### TASK REQUIREMENTS
If a line of the records contains the word "Desembaraço", list it.

# # # #

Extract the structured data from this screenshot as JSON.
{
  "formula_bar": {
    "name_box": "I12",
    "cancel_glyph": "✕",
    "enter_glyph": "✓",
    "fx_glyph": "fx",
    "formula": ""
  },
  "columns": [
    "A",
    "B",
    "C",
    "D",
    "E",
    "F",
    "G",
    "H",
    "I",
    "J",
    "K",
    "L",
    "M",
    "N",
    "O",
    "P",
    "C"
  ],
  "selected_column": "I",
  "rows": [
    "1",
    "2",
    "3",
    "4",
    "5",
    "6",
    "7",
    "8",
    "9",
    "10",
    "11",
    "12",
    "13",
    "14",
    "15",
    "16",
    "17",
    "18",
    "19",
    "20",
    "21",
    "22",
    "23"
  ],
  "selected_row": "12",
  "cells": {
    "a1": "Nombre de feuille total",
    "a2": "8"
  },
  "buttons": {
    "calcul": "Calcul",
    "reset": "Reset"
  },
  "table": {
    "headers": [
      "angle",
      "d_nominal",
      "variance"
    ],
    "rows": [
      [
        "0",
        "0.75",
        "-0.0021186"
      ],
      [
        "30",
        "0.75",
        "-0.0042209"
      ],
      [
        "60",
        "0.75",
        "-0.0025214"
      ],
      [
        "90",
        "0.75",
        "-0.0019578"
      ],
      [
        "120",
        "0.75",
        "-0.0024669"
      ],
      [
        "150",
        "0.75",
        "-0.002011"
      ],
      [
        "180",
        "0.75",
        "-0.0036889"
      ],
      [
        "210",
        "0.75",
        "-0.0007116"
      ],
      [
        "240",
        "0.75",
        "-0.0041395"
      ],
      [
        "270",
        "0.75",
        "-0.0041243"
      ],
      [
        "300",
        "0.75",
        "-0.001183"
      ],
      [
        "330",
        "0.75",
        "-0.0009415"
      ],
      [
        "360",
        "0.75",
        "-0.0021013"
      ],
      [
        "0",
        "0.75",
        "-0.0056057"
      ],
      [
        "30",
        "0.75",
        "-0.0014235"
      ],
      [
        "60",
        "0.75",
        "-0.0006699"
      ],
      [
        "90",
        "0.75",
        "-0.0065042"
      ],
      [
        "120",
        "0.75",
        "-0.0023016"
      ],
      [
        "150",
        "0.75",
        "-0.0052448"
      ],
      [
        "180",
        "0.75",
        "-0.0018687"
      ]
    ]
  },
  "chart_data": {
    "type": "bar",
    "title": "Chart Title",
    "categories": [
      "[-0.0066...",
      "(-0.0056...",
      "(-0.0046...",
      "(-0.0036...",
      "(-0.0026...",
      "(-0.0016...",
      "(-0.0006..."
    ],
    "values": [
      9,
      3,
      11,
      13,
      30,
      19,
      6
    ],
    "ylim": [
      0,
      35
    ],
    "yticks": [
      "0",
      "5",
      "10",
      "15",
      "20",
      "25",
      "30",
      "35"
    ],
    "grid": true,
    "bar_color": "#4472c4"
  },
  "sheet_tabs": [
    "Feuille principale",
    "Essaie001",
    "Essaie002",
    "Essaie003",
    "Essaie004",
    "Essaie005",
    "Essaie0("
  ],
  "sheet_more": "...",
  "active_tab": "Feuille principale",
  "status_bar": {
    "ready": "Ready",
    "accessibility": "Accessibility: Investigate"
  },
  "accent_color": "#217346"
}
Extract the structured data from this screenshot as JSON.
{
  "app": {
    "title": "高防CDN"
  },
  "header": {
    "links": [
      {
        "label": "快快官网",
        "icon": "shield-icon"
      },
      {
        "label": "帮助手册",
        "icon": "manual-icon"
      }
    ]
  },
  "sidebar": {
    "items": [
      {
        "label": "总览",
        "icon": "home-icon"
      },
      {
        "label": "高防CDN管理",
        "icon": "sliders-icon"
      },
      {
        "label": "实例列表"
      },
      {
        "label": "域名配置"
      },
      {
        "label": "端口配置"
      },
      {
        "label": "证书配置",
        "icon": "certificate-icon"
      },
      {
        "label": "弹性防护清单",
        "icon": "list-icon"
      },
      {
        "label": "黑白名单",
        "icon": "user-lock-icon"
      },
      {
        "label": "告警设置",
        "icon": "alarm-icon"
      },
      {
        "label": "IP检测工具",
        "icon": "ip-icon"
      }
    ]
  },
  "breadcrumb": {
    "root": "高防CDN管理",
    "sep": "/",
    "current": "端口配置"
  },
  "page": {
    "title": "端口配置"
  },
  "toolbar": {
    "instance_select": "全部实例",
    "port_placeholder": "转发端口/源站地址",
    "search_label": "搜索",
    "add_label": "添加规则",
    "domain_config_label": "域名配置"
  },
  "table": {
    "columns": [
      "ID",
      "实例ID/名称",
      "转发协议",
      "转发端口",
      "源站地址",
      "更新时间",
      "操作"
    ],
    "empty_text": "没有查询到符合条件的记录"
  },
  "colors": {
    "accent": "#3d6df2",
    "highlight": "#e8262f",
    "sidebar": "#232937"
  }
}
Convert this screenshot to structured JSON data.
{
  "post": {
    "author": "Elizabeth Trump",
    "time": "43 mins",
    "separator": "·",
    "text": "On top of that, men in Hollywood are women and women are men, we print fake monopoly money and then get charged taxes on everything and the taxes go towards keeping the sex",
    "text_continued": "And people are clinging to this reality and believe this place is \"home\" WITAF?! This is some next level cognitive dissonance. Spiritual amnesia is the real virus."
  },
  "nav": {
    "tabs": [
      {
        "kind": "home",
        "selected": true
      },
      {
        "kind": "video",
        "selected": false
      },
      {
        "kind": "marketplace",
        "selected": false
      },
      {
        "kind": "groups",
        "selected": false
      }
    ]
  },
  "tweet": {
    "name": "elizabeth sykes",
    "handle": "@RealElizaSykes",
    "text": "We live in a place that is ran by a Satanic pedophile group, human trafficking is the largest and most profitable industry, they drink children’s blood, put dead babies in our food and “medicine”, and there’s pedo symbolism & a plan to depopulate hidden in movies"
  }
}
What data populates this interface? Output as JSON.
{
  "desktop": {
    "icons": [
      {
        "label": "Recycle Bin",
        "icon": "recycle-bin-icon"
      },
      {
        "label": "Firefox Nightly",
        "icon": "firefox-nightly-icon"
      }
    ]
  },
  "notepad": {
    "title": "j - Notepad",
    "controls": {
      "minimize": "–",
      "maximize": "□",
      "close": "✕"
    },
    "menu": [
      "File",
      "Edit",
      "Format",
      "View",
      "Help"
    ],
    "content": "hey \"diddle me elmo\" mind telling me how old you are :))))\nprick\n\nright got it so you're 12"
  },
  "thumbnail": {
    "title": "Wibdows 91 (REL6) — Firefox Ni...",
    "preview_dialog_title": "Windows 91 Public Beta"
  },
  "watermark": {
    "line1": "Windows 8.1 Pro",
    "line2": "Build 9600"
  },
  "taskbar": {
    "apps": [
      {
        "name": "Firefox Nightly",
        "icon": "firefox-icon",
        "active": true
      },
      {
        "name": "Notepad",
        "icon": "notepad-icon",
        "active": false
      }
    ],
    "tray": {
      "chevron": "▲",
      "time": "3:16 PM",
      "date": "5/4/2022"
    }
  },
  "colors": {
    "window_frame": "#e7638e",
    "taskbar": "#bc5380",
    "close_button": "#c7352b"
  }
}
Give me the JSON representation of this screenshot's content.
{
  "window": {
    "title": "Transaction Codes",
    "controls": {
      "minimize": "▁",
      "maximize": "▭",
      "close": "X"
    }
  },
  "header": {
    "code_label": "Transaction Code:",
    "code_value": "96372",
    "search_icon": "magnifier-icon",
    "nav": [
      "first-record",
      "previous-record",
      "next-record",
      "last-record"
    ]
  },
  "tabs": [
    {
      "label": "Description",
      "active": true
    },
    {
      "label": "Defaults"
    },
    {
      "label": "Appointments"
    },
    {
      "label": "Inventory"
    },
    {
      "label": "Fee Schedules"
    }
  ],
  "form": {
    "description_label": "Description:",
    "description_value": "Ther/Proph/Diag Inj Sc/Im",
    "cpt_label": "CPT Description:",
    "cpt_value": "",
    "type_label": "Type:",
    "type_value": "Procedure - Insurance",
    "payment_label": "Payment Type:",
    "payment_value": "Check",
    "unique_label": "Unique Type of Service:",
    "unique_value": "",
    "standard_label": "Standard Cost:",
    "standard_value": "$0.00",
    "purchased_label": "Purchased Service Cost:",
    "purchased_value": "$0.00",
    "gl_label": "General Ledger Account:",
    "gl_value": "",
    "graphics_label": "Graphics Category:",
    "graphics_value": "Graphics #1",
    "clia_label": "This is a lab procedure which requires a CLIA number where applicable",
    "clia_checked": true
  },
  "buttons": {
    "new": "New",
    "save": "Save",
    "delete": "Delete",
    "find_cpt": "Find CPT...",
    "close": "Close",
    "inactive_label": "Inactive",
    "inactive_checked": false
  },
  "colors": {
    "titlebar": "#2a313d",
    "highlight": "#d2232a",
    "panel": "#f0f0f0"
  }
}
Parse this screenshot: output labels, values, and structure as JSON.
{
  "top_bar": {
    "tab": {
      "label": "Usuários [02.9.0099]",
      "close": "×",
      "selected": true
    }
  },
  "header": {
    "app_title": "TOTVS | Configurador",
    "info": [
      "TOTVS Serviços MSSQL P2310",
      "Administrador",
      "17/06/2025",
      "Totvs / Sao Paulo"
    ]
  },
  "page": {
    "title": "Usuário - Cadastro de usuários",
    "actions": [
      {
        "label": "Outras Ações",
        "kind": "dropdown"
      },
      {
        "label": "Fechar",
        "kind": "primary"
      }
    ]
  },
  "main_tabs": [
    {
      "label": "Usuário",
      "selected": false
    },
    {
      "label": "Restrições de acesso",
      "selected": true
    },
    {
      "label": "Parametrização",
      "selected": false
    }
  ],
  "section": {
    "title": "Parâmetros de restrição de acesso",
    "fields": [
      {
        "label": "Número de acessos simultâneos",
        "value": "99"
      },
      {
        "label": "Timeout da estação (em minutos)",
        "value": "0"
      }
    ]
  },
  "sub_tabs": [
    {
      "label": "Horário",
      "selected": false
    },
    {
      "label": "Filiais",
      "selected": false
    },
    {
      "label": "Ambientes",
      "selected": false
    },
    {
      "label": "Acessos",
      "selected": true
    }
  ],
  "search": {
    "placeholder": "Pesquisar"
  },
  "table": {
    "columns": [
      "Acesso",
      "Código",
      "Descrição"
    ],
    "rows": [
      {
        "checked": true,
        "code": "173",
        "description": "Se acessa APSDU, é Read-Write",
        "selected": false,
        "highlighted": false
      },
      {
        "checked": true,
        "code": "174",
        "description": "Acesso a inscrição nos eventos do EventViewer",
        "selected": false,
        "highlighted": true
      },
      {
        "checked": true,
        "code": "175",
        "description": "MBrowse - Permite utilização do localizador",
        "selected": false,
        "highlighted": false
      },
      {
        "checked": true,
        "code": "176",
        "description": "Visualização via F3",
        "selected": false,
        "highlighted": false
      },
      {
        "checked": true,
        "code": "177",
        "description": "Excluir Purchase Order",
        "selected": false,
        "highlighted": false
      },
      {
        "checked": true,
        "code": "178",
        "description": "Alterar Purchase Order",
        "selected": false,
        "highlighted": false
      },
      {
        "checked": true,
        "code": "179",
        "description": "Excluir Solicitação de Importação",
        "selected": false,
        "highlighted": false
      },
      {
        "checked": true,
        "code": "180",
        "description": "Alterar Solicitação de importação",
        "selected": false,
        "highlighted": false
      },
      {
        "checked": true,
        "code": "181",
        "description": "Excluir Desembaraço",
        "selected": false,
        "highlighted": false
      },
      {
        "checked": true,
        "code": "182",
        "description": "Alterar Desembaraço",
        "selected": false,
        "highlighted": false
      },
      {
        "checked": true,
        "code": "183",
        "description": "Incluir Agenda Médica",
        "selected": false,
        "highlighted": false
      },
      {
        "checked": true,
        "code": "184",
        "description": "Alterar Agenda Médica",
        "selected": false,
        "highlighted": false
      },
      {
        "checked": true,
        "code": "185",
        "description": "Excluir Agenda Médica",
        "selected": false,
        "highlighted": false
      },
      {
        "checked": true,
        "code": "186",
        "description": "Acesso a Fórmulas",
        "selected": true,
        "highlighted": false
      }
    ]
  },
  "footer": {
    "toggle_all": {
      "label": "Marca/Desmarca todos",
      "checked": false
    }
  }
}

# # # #

### EXERCISE RESULT
        "description": "Excluir Desembaraço",
        "description": "Alterar Desembaraço",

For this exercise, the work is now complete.